Herr Foods has maintained a thread of strong company leadership through the years. Ed notes that his brother, J.M., just retired, and he held roles as either chairman, CEO, or president for 40 years. “He was the leader of our business the second generation for all these years.”
The Herr family does quite a bit of work in succession planning, says Jim. “We’re currently making the transition to the third generation. And we’re actually working on a project for the fourth generation, where we all get together at annual meetings and talk about how we want this business to run.”
When someone in the family expresses an interest in company leadership, they get involved with a path toward that goal. “If you want to be in leadership, you get an education,” says Ed. “You need to have outside experience. You need to start at the bottom, work your way up, and prove yourself.”
Herr Foods is committed to staying family-run, says Ed, which is rare today in our industry.
“That family-focused, inclusive culture is what made us who we are. “We’re proud of our team,” says Ed, “and passionate about learning more.”
- “Life with Flavor—A Personal History of Herr’s,” Jim Herr, with Bruce E. Mowday and June Herr Gunden, 2012
Kyle Grasty, Host and Tour Guide, Herr Foods, Nottingham, PA,
AT A GLANCE:
Company: Herr Foods Inc.
Headquarters: Nottingham, PA
Number of employees: 1,600+
Products offered: Potato chips, pretzels, cheese curls and balls, popcorn, tortilla chips, corn chips
Brands: Herr’s, Good Natured Selects, Go Lite!, Flavor Mill, Cheyenne Brand

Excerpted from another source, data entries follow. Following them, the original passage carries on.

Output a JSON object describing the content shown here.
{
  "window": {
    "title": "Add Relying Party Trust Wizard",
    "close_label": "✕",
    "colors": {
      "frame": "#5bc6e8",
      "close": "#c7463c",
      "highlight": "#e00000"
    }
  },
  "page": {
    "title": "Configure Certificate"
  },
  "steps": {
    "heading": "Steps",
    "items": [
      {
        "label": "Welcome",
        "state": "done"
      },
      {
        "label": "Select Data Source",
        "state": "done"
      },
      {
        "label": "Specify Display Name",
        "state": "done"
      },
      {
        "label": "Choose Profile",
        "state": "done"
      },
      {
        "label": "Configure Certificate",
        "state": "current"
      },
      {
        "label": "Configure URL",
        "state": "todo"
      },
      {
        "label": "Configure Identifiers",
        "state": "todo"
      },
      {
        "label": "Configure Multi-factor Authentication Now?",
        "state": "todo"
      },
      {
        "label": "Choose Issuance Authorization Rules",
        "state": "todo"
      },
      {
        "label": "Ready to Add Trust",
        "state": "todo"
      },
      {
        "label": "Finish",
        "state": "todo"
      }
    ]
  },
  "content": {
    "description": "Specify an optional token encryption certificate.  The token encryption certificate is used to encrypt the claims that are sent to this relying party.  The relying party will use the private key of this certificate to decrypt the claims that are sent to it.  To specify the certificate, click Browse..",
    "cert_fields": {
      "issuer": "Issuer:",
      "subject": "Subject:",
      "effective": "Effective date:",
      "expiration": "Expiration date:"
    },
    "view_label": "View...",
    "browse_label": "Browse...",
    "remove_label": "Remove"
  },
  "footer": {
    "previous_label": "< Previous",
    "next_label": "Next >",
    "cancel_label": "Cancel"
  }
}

Ed Herr, Chairman and CEO
Troy Gunden, President
Ramiro Fernández, CFO and Senior Vice President of Finance
Bob Landis, Senior Vice President, Human Resources
Daryl Thomas, Senior Advisor to CEO and Strategic Opportunities
Jim Herr, Senior Vice President, Marketing and R&D
Jeremiah Thomas, Senior Vice President, Manufacturing
Dan Sifer, Senior Vice President, Supply Chain